But anyway, that was playing devil's advocate. That same physicist discussed the erroneous characterization of any gravitational "resonances" produced by the LHC; he refused to call them "black holes", since he felt the term implied a degree of stability that could not exist for them. As noted elsewhere, Hawking radiation would dissipate any singularities created in a literal fraction of an instant (defining "instant" as the Planck interval of time). They wouldn't have time to exist and suck in matter.

AllenS said...

Would it be possible for this thing to provide something really good for society. Like getting information from the prisoners at Gitmo?

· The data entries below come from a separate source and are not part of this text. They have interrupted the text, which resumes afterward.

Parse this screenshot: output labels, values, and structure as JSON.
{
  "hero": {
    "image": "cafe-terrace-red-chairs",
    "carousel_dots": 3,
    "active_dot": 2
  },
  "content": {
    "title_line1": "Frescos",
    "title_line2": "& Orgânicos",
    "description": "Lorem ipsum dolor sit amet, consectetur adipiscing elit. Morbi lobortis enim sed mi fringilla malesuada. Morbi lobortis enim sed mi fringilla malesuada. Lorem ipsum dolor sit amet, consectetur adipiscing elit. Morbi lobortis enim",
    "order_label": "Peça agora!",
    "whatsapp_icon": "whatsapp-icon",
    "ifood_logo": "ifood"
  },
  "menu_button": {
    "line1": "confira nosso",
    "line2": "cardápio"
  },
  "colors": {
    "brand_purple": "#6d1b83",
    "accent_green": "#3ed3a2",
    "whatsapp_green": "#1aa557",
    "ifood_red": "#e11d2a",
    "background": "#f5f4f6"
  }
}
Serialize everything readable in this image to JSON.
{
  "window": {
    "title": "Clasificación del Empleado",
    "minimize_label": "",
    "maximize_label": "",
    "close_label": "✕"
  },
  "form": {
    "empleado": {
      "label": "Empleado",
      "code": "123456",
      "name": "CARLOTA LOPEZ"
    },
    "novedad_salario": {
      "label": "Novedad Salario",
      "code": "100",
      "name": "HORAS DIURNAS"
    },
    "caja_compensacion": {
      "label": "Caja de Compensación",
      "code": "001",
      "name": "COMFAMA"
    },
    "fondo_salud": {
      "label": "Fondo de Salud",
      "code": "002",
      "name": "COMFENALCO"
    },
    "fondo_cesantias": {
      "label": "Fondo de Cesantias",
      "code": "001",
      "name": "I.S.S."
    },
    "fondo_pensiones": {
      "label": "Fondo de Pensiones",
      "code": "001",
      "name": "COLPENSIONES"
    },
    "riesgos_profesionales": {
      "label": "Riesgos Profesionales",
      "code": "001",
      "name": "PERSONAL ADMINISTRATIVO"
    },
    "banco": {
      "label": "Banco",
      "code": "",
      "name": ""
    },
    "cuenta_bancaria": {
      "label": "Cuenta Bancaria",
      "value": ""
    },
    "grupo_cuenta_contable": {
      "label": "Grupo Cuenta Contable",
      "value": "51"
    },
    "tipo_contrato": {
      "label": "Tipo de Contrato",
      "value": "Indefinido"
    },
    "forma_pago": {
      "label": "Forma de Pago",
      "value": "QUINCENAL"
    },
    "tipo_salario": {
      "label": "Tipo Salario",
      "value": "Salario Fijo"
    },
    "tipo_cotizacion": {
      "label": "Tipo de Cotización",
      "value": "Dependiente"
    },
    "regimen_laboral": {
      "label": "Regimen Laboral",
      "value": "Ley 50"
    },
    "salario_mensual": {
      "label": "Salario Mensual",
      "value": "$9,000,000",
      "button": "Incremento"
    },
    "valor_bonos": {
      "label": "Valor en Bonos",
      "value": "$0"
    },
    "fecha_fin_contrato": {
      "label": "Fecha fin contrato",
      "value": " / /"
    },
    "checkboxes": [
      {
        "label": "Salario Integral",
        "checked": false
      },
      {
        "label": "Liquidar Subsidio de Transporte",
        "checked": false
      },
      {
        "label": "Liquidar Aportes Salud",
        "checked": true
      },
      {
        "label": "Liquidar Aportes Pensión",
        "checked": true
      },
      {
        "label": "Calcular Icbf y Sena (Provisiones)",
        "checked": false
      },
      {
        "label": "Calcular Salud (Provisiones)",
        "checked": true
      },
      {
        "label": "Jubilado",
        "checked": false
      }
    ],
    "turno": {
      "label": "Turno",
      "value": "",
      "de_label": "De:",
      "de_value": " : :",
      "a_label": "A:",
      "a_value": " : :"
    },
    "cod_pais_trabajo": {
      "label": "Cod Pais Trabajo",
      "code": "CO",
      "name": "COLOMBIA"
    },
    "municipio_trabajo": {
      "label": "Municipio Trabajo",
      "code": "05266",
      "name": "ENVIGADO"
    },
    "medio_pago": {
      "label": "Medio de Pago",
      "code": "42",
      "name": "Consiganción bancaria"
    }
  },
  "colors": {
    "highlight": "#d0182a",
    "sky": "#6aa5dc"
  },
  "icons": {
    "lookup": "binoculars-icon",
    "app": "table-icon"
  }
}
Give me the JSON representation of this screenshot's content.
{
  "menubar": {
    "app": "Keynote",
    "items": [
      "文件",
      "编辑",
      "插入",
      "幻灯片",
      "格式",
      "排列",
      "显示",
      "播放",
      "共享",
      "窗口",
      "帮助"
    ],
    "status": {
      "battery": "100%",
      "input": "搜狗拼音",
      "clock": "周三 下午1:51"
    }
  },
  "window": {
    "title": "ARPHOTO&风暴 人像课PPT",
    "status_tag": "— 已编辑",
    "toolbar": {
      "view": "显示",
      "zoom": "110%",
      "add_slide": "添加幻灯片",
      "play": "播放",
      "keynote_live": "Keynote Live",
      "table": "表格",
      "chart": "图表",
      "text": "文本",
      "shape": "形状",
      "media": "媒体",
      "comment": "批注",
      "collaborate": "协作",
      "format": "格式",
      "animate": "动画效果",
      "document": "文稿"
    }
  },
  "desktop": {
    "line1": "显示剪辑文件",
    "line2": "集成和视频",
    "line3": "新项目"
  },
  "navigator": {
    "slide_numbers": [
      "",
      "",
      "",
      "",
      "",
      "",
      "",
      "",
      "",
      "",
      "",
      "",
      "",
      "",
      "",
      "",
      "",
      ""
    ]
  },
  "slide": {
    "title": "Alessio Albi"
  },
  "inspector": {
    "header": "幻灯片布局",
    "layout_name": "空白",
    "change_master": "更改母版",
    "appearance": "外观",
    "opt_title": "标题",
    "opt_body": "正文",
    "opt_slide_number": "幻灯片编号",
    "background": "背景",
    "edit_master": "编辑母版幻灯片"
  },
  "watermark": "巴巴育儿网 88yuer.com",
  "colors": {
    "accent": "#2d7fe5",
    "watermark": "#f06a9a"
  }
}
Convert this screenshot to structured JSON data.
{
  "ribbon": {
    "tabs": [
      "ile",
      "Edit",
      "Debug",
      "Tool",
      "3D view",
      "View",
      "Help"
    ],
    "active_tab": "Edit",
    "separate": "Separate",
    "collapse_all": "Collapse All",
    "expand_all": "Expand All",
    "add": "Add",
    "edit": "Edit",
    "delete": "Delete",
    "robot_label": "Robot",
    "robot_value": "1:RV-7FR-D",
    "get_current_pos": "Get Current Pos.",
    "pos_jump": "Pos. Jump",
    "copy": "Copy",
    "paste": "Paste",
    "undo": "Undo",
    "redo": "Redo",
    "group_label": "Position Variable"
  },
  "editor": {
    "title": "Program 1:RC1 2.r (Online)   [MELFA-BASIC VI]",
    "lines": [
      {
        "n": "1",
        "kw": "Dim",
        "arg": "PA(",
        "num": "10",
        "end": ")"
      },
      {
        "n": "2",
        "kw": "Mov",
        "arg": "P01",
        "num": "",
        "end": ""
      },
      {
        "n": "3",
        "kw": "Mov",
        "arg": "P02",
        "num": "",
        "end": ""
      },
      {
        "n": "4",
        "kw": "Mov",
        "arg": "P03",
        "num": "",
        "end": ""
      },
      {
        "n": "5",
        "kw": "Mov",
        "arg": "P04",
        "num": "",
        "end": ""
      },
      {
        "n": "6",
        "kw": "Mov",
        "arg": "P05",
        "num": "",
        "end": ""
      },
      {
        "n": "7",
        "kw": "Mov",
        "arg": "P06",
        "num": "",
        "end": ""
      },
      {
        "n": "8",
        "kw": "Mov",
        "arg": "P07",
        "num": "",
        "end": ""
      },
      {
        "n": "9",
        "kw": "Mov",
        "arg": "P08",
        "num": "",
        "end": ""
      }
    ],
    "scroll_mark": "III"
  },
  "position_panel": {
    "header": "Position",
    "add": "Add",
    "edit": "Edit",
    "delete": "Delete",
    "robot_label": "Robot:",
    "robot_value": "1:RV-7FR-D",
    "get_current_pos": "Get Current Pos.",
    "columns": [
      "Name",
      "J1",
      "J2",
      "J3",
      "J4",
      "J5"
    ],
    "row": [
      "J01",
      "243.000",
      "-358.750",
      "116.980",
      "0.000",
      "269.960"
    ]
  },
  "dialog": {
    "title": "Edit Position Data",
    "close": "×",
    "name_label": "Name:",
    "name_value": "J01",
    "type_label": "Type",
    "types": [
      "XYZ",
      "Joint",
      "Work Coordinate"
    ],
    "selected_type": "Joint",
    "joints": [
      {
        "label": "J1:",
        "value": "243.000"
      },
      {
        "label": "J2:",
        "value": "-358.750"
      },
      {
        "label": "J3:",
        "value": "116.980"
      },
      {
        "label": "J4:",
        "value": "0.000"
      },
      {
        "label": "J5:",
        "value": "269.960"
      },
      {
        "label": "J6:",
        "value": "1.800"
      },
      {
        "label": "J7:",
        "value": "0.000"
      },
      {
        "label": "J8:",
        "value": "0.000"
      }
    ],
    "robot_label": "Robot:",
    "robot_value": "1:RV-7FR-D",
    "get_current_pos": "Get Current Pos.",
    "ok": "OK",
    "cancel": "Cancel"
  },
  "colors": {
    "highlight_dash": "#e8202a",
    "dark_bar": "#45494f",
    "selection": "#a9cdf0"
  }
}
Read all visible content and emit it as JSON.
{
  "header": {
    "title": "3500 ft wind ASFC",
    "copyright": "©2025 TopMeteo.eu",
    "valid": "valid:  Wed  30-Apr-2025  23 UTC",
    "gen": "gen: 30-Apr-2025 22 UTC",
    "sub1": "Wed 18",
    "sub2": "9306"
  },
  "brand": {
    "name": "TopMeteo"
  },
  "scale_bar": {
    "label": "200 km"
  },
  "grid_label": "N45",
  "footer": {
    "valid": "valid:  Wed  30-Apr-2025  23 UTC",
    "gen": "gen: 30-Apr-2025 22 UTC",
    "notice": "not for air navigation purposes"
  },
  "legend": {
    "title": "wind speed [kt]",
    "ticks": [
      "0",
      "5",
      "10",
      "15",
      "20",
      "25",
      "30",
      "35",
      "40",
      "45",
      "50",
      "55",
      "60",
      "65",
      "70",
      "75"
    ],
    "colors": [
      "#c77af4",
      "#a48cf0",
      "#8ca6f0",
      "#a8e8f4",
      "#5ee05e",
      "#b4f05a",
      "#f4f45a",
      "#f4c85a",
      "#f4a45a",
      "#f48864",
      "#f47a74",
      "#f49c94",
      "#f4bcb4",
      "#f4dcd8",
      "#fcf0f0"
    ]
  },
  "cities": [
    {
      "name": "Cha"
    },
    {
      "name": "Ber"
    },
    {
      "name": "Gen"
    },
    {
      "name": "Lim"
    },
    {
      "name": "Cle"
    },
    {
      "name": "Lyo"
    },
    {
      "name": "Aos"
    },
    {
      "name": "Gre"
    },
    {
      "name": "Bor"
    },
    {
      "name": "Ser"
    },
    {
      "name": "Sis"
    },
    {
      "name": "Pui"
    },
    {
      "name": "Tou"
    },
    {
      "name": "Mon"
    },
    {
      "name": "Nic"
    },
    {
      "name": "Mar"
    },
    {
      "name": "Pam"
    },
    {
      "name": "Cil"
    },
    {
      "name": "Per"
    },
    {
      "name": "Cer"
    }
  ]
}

Smilin' Jack said...

...there's a lot of square and cubic meters above the Earth's atmosphere where it could occur, and 4.6 billion years of time for it to happen.

Not nearly enough. That's why even the nuts who worry about the LHC don't worry about cosmic rays.

That means that the fraction of collisions involving those protons would produce products that do have escape velocity.

Those aren't the ones you worry about.

...if you looked at the distribution of momenta from cosmic ray collisions with atmospheric protons, there would be a very tiny but again nonzero number of cases where singularities would be created with insufficient momentum to escape the earth.

No. Since the atmospheric proton has negligible momentum, the resulting singularity would carry the momentum of the incident cosmic ray, which would give it a velocity nearly that of light, and it would depart from Earth in a fraction of a second.

Ignorance is Bliss said...

I'm just relieved we weren't swallowed by a black hole.

I think it's too early to make such an assessment. The spending portion of HCR doesn't kick in until 2013.

Oh, wait, that's a different thread.

Cedarford said...

"AllenS said...
Would it be possible for this thing to provide something really good for society. Like getting information from the prisoners at Gitmo?"

There's always one in a crowd.

"What good is Hubble? How's all that scientific junk and thingies we spend money on any use whatsoever in important things like how to stop my dog from farting."

Methadras said...

This project is attributable to nothing more than EU government patronage to a science that most people don't give a shit about. While I'm whole heartily fascinated by particle physics, I do have to say that 16 years and $10 billion is a complete waste of money for something that most people will never see, never see the fruits of the labor from it, could care less, much less worry about. You won't be able to device anything of meaning outside of building a larger picture for a unifying field theory, until something else comes along. But looking for Higgs which even Stephen Hawkings says this thing won't find won't accomplish anything of any meaning or not outside of the hallowed halls of academic science.

Great, you found the Higgs. Now what? Even if you use LHC to create new forms of matter or even new elements, you can't use them since their half-lives render them effectively useless. As to the doom of black hole death by this, the simple answer is, even if a black hole were to be created by the LHC, it wouldn't last very long and if it did, it would effectively get plugged up by a proton and die.